▸ **TASK INSTRUCTIONS**: Retrieve all lines below that have the string "stacked".

▸ **RECORDS SUPPLIED**:
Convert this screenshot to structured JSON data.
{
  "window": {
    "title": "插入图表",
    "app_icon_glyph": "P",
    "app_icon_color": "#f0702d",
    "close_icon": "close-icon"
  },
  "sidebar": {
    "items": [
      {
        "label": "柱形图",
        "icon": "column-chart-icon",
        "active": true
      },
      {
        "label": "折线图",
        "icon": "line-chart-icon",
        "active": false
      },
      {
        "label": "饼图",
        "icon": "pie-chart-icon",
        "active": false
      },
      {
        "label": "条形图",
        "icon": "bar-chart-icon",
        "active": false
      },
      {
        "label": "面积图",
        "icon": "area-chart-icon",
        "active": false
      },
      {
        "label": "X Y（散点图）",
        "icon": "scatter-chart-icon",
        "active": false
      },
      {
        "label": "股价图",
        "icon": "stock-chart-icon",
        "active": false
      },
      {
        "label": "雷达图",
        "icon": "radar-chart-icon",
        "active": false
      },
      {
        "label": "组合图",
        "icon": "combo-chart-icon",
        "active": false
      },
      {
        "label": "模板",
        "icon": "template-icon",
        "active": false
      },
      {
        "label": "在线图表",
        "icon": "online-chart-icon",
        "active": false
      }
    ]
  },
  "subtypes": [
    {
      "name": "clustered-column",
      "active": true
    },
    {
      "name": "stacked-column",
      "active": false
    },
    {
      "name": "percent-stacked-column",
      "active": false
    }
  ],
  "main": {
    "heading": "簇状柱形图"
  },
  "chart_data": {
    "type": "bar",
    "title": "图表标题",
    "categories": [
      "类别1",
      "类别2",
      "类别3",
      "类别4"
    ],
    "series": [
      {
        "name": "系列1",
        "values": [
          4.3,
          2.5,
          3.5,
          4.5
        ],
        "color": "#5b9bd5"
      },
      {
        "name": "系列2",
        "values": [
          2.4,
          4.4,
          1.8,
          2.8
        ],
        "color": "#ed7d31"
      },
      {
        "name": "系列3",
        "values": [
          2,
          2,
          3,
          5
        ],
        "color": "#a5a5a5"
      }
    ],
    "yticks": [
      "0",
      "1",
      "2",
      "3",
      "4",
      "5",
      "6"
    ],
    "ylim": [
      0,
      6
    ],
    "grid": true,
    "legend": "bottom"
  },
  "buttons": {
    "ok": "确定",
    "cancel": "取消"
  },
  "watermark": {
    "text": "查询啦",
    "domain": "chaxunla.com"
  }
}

▸ **TASK RESULT**:
      "name": "stacked-column",
      "name": "percent-stacked-column",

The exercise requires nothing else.